For the Entrance Procession:
Mark 11:1-10 or John 12:12-16
Psalm 24 & Psalm 47
Ps 22:8-9, 17-20, 23-24
USCCB Podcast of the Readings:
At The Procession With Palms.
A reading from the Holy Gospel according to Mark.
When Jesus and his disciples drew near to Jerusalem,
to Bethphage and Bethany at the Mount of Olives,
he sent two of his disciples and said to them,
“Go into the village opposite you,
and immediately on entering it,
you will find a colt tethered on which no one has ever sat.
Untie it and bring it here.
If anyone should say to you,
‘Why are you doing this?’ reply,
‘The Master has need of it
and will send it back here at once.'”
So they went off
and found a colt tethered at a gate outside on the street,
and they untied it.
Some of the bystanders said to them,
“What are you doing, untying the colt?”
They answered them just as Jesus had told them to,
and they permitted them to do it.
So they brought the colt to Jesus
and put their cloaks over it.
And he sat on it.
Many people spread their cloaks on the road,
and others spread leafy branches
that they had cut from the fields.
Those preceding him as well as those following kept crying out:

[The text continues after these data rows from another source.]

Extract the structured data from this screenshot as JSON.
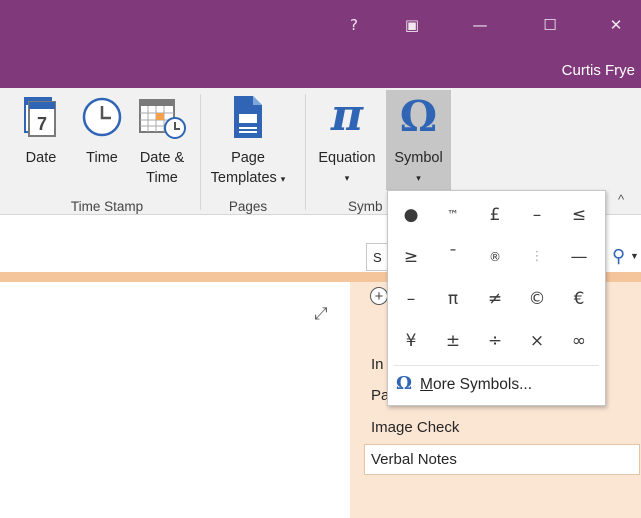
{
  "titlebar": {
    "help_label": "?",
    "restore_ribbon_label": "▣",
    "minimize_label": "—",
    "maximize_label": "☐",
    "close_label": "✕",
    "user_name": "Curtis Frye"
  },
  "ribbon": {
    "buttons": {
      "date": "Date",
      "time": "Time",
      "date_time_1": "Date &",
      "date_time_2": "Time",
      "page_templates_1": "Page",
      "page_templates_2": "Templates",
      "equation": "Equation",
      "symbol": "Symbol"
    },
    "groups": {
      "time_stamp": "Time Stamp",
      "pages": "Pages",
      "symbols": "Symb"
    },
    "calendar_day": "7"
  },
  "search": {
    "placeholder": "S"
  },
  "pages_panel": {
    "items": [
      "In",
      "Pa",
      "Image Check",
      "Verbal Notes"
    ]
  },
  "symbol_gallery": {
    "symbols": [
      [
        "●",
        "™",
        "£",
        "–",
        "≤"
      ],
      [
        "≥",
        "¯",
        "®",
        "⋮",
        "—"
      ],
      [
        "–",
        "π",
        "≠",
        "©",
        "€"
      ],
      [
        "¥",
        "±",
        "÷",
        "×",
        "∞"
      ]
    ],
    "more_accel": "M",
    "more_rest": "ore Symbols...",
    "more_icon": "Ω"
  },
  "colors": {
    "titlebar": "#80397b",
    "accent_blue": "#2f65b4",
    "pages_bg": "#fbe5d3",
    "orange_band": "#f4c49b"
  }
}
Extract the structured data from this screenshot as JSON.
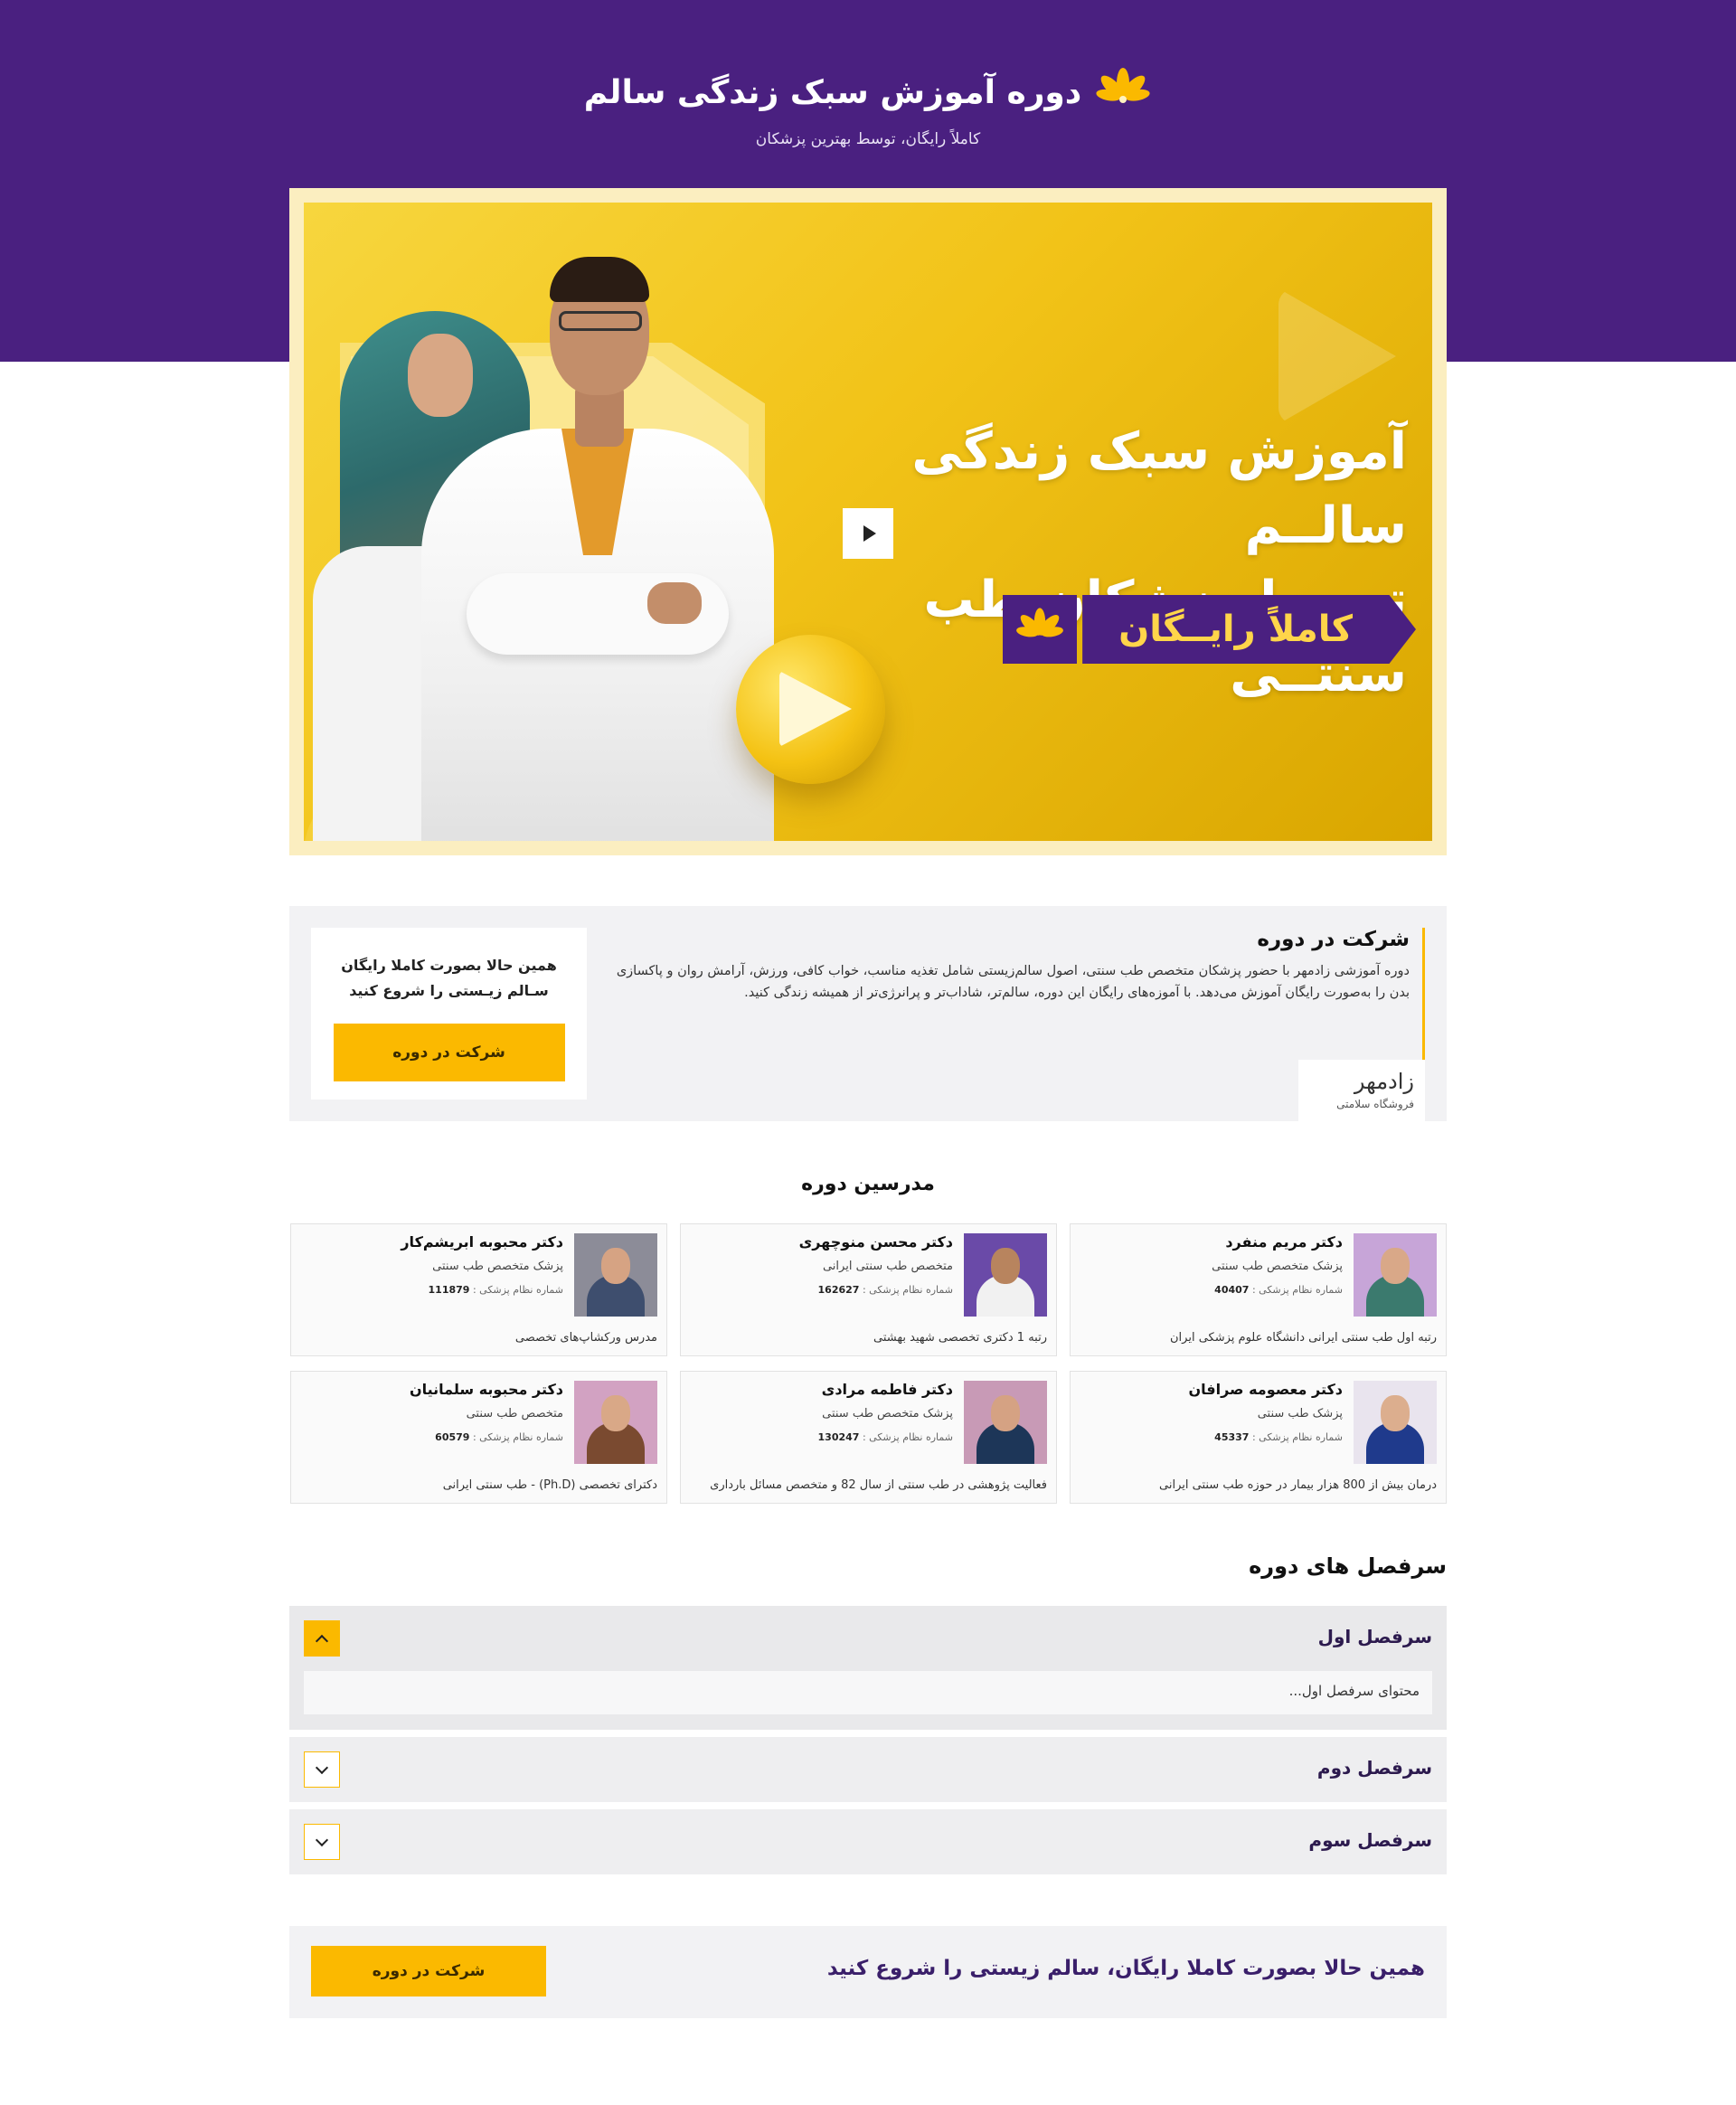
{
  "header": {
    "title": "دوره آموزش سبک زندگی سالم",
    "subtitle": "کاملاً رایگان، توسط بهترین پزشکان",
    "logo_icon": "saffron-flower-icon"
  },
  "hero": {
    "headline_line1": "آموزش سبک زندگی سالــم",
    "headline_line2": "توسط پزشکان طب سنتــی",
    "badge": "کاملاً رایــگان",
    "play_icon": "play-icon"
  },
  "join": {
    "title": "شرکت در دوره",
    "description": "دوره آموزشی زادمهر با حضور پزشکان متخصص طب سنتی، اصول سالم‌زیستی شامل تغذیه مناسب، خواب کافی، ورزش، آرامش روان و پاکسازی بدن را به‌صورت رایگان آموزش می‌دهد. با آموزه‌های رایگان این دوره، سالم‌تر، شاداب‌تر و پرانرژی‌تر از همیشه زندگی کنید.",
    "cta_line1": "همین حالا بصورت کاملا رایگان",
    "cta_line2": "سـالم زیـستی را شروع کنید",
    "button": "شرکت در دوره",
    "brand_name": "زادمهر",
    "brand_sub": "فروشگاه سلامتی"
  },
  "instructors": {
    "title": "مدرسین دوره",
    "code_label": "شماره نظام پزشکی :",
    "items": [
      {
        "name": "دکتر مریم منفرد",
        "spec": "پزشک متخصص طب سنتی",
        "code": "40407",
        "note": "رتبه اول طب سنتی ایرانی دانشگاه علوم پزشکی ایران",
        "photo_bg": "#c7a5d8",
        "scarf": "#3b7a6e",
        "skin": "#d9a888"
      },
      {
        "name": "دکتر محسن منوچهری",
        "spec": "متخصص طب سنتی ایرانی",
        "code": "162627",
        "note": "رتبه 1 دکتری تخصصی شهید بهشتی",
        "photo_bg": "#6a4aa8",
        "scarf": "#f1f1f1",
        "skin": "#b8845e"
      },
      {
        "name": "دکتر محبوبه ابریشم‌کار",
        "spec": "پزشک متخصص طب سنتی",
        "code": "111879",
        "note": "مدرس ورکشاپ‌های تخصصی",
        "photo_bg": "#8c8c98",
        "scarf": "#3e4e6e",
        "skin": "#d6a383"
      },
      {
        "name": "دکتر معصومه صرافان",
        "spec": "پزشک طب سنتی",
        "code": "45337",
        "note": "درمان بیش از 800 هزار بیمار در حوزه طب سنتی ایرانی",
        "photo_bg": "#e9e4ee",
        "scarf": "#1f3a8c",
        "skin": "#dcae8e"
      },
      {
        "name": "دکتر فاطمه مرادی",
        "spec": "پزشک متخصص طب سنتی",
        "code": "130247",
        "note": "فعالیت پژوهشی در طب سنتی از سال 82 و متخصص مسائل بارداری",
        "photo_bg": "#c89ab6",
        "scarf": "#1d3658",
        "skin": "#d5a283"
      },
      {
        "name": "دکتر محبوبه سلمانیان",
        "spec": "متخصص طب سنتی",
        "code": "60579",
        "note": "دکترای تخصصی (Ph.D) - طب سنتی ایرانی",
        "photo_bg": "#d2a2c2",
        "scarf": "#7a4a30",
        "skin": "#d9a887"
      }
    ]
  },
  "syllabus": {
    "title": "سرفصل های دوره",
    "sections": [
      {
        "label": "سرفصل اول",
        "content": "محتوای سرفصل اول..."
      },
      {
        "label": "سرفصل دوم"
      },
      {
        "label": "سرفصل سوم"
      }
    ]
  },
  "bottom_cta": {
    "text": "همین حالا بصورت کاملا رایگان، سالم زیستی را شروع کنید",
    "button": "شرکت در دوره"
  },
  "colors": {
    "brand_purple": "#4a2080",
    "accent_yellow": "#fbb900"
  }
}
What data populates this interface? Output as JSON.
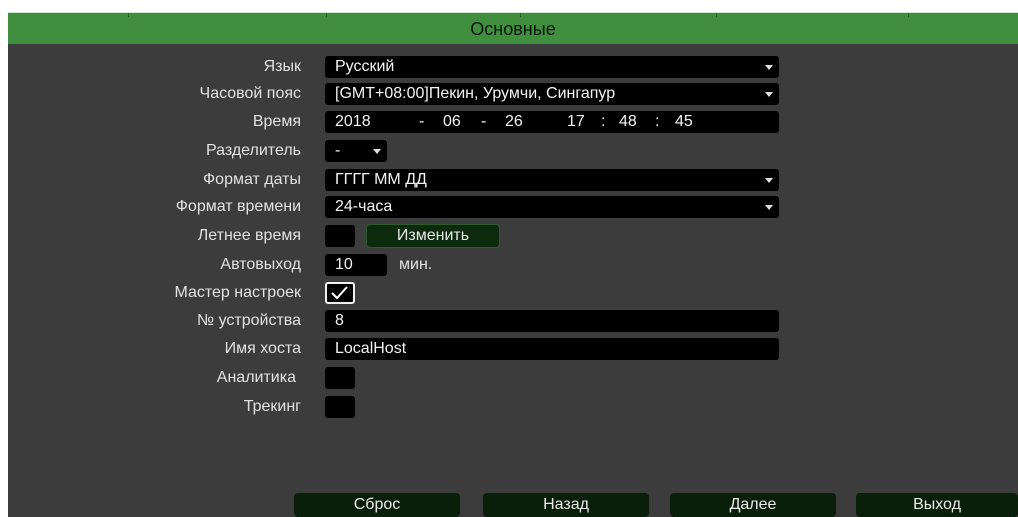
{
  "title": "Основные",
  "rows": {
    "language": {
      "label": "Язык",
      "value": "Русский"
    },
    "timezone": {
      "label": "Часовой пояс",
      "value": "[GMT+08:00]Пекин, Урумчи, Сингапур"
    },
    "time": {
      "label": "Время",
      "year": "2018",
      "sep1": "-",
      "month": "06",
      "sep2": "-",
      "day": "26",
      "hour": "17",
      "colon1": ":",
      "minute": "48",
      "colon2": ":",
      "second": "45"
    },
    "separator": {
      "label": "Разделитель",
      "value": "-"
    },
    "date_format": {
      "label": "Формат даты",
      "value": "ГГГГ ММ ДД"
    },
    "time_format": {
      "label": "Формат времени",
      "value": "24-часа"
    },
    "dst": {
      "label": "Летнее время",
      "button": "Изменить"
    },
    "autologout": {
      "label": "Автовыход",
      "value": "10",
      "unit": "мин."
    },
    "wizard": {
      "label": "Мастер настроек",
      "checked": true
    },
    "device_no": {
      "label": "№ устройства",
      "value": "8"
    },
    "hostname": {
      "label": "Имя хоста",
      "value": "LocalHost"
    },
    "analytics": {
      "label": "Аналитика"
    },
    "tracking": {
      "label": "Трекинг"
    }
  },
  "footer": {
    "reset": "Сброс",
    "back": "Назад",
    "next": "Далее",
    "exit": "Выход"
  },
  "colors": {
    "title_bar": "#3f8f3e",
    "panel": "#3c3c3c",
    "field": "#000000",
    "button": "#0a1f0a"
  }
}
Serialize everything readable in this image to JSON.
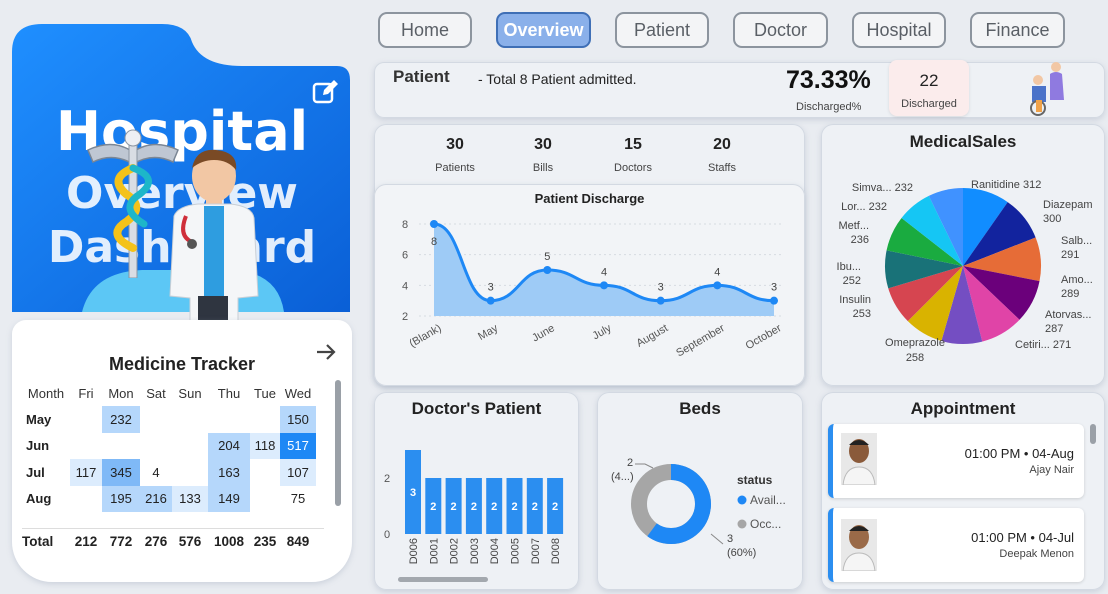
{
  "nav": [
    "Home",
    "Overview",
    "Patient",
    "Doctor",
    "Hospital",
    "Finance"
  ],
  "hero": {
    "line1": "Hospital",
    "line2": "Overview",
    "line3": "Dashboard"
  },
  "patient_bar": {
    "label": "Patient",
    "text": "- Total 8 Patient admitted.",
    "pct": "73.33%",
    "pct_label": "Discharged%",
    "count": "22",
    "count_label": "Discharged"
  },
  "stats": [
    {
      "value": "30",
      "label": "Patients"
    },
    {
      "value": "30",
      "label": "Bills"
    },
    {
      "value": "15",
      "label": "Doctors"
    },
    {
      "value": "20",
      "label": "Staffs"
    }
  ],
  "medicine": {
    "title": "Medicine Tracker",
    "headers": [
      "Month",
      "Fri",
      "Mon",
      "Sat",
      "Sun",
      "Thu",
      "Tue",
      "Wed"
    ],
    "rows": [
      [
        "May",
        "",
        "232",
        "",
        "",
        "",
        "",
        "150"
      ],
      [
        "Jun",
        "",
        "",
        "",
        "",
        "204",
        "118",
        "517"
      ],
      [
        "Jul",
        "117",
        "345",
        "4",
        "",
        "163",
        "",
        "107"
      ],
      [
        "Aug",
        "",
        "195",
        "216",
        "133",
        "149",
        "",
        "75"
      ]
    ],
    "total": [
      "Total",
      "212",
      "772",
      "276",
      "576",
      "1008",
      "235",
      "849"
    ]
  },
  "chart_data": [
    {
      "type": "area",
      "title": "Patient Discharge",
      "categories": [
        "(Blank)",
        "May",
        "June",
        "July",
        "August",
        "September",
        "October"
      ],
      "values": [
        8,
        3,
        5,
        4,
        3,
        4,
        3
      ],
      "ylim": [
        2,
        8
      ],
      "yticks": [
        2,
        4,
        6,
        8
      ]
    },
    {
      "type": "pie",
      "title": "MedicalSales",
      "labels": [
        "Ranitidine",
        "Diazepam",
        "Salb...",
        "Amo...",
        "Atorvas...",
        "Cetiri...",
        "Omeprazole",
        "Insulin",
        "Ibu...",
        "Metf...",
        "Lor...",
        "Simva..."
      ],
      "values": [
        312,
        300,
        291,
        289,
        287,
        271,
        258,
        253,
        252,
        236,
        232,
        232
      ],
      "colors": [
        "#118dff",
        "#12239e",
        "#e66c37",
        "#6b007b",
        "#e044a7",
        "#744ec2",
        "#d9b300",
        "#d64550",
        "#197278",
        "#1aab40",
        "#15c6f4",
        "#4092ff",
        "#f99e4f",
        "#a66999",
        "#bf56c4",
        "#ef67c2"
      ]
    },
    {
      "type": "bar",
      "title": "Doctor's Patient",
      "categories": [
        "D006",
        "D001",
        "D002",
        "D003",
        "D004",
        "D005",
        "D007",
        "D008"
      ],
      "values": [
        3,
        2,
        2,
        2,
        2,
        2,
        2,
        2
      ],
      "yticks": [
        0,
        2
      ]
    },
    {
      "type": "pie",
      "title": "Beds",
      "legend_title": "status",
      "labels": [
        "Avail...",
        "Occ..."
      ],
      "values": [
        3,
        2
      ],
      "data_labels": [
        "3\n(60%)",
        "2\n(4...)"
      ],
      "colors": [
        "#1e88f5",
        "#a6a6a6"
      ]
    }
  ],
  "appointment": {
    "title": "Appointment",
    "items": [
      {
        "time": "01:00 PM • 04-Aug",
        "name": "Ajay Nair"
      },
      {
        "time": "01:00 PM • 04-Jul",
        "name": "Deepak Menon"
      }
    ]
  }
}
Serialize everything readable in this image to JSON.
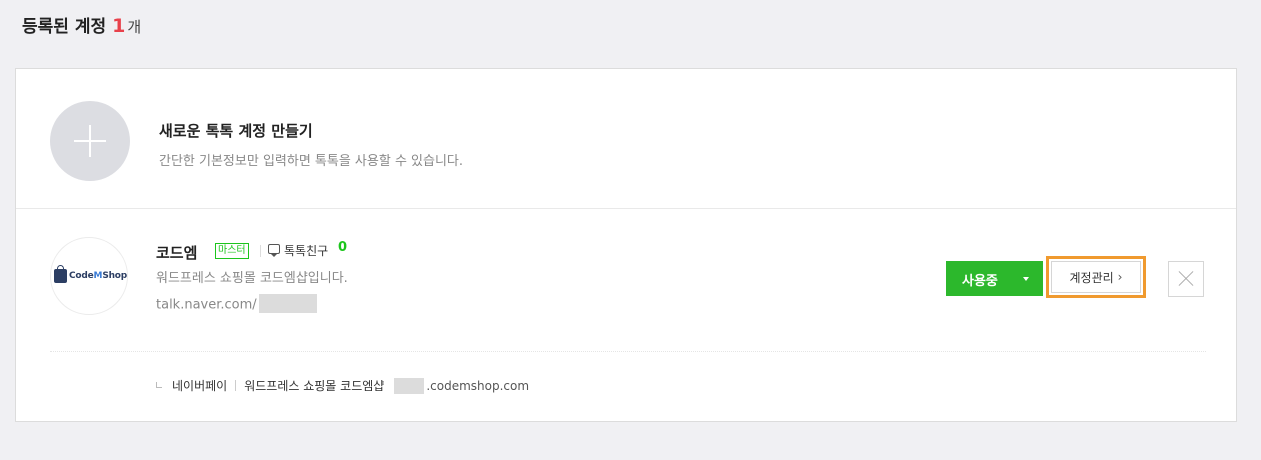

Blessed is he who comes in the name of the Lord!
Blessed is the kingdom of our father David that is to come!
Hosanna in the highest!”
Good News Reflection: Your gift to Jesus
For Palm Sunday, before we get caught up in the Passion of the Cross — the hardships and sufferings and death of Jesus that he endured because of his tremendous love for us — let’s take a look at the passion of the woman who anointed Jesus with perfume.
In those days, there were no deodorants and indoor plumbing for taking showers to get rid of body odors caused by the hot, sweaty climate. And bath-houses were not readily available for everyone. So people made perfumes. After creating a mixture of oils and herbs, they let it sit in a jar to ferment. The longer they stored it, the more potent — and valuable — it became.
For the perfume in this scripture to be a “costly” gift for Jesus, it must have been fermenting for a very long time.
When we want to give someone a gift, we usually head to the store to buy something new. Right? But our most precious possessions are those that have been important to us for many years. Giving them to others feels like a very huge sacrifice.
What do you hold onto because it means so much to you? What has been fermenting in value because you’ve had it for such a long time?
Can you imagine giving it away? Most of us couldn’t do it unless we feel very passionate about the person to whom we give it. The giving has to be more valuable than the keeping. This happens only because of love.
How passionate do you feel about Jesus? What’s so precious to you that it’s hard to let go of — something that he’d appreciate receiving from you? Are you willing to sacrifice this because of the love you feel for him? Do you feel that much love for him?
In other words, what’s in your alabaster jar? Are you ready to pour it out to Jesus, freely and generously?
Think about what he poured out for you so freely and generously. Think about this all week, at Mass on Holy Thursday, and on Good Friday, and in the tomb-like quiet of Holy Saturday.
And again, ask yourself: “What’s so precious that it’s hard to let go of — something that Jesus would appreciate receiving?” And then give it to him before the week ends; he will give you a new victory on Easter.
Questions for Personal Reflection:
Prayerfully imagine yourself sitting at the feet of Jesus. Knowing what Holy Week is all about and the sacrifice he made for you on the Cross, how do you feel about him? What gift can you give him as a thank-you? Nothing seems good enough, but what’s so precious to you that anointing Jesus with it will be a gift of sacrificial love?
Questions for Community Faith Sharing:
What’s in your alabaster jar? What talents or treasures or wisdom have you stored up, saved, protected, and developed, or what have you put on a shelf and forgotten about? As we prepare for Good Friday, come up with ideas on how to offer these saved-up gifts to Jesus. Why are these gifts like perfume to Jesus?
Beloved Jesus, what can I give You in return for everything You have done for me? Nothing! Nothing equals Your love spilled on the Cross. May my life, Lord, be a continuous praise to Your unlimited, unequaled love! Amen.
© 2018 by Terry A. Modica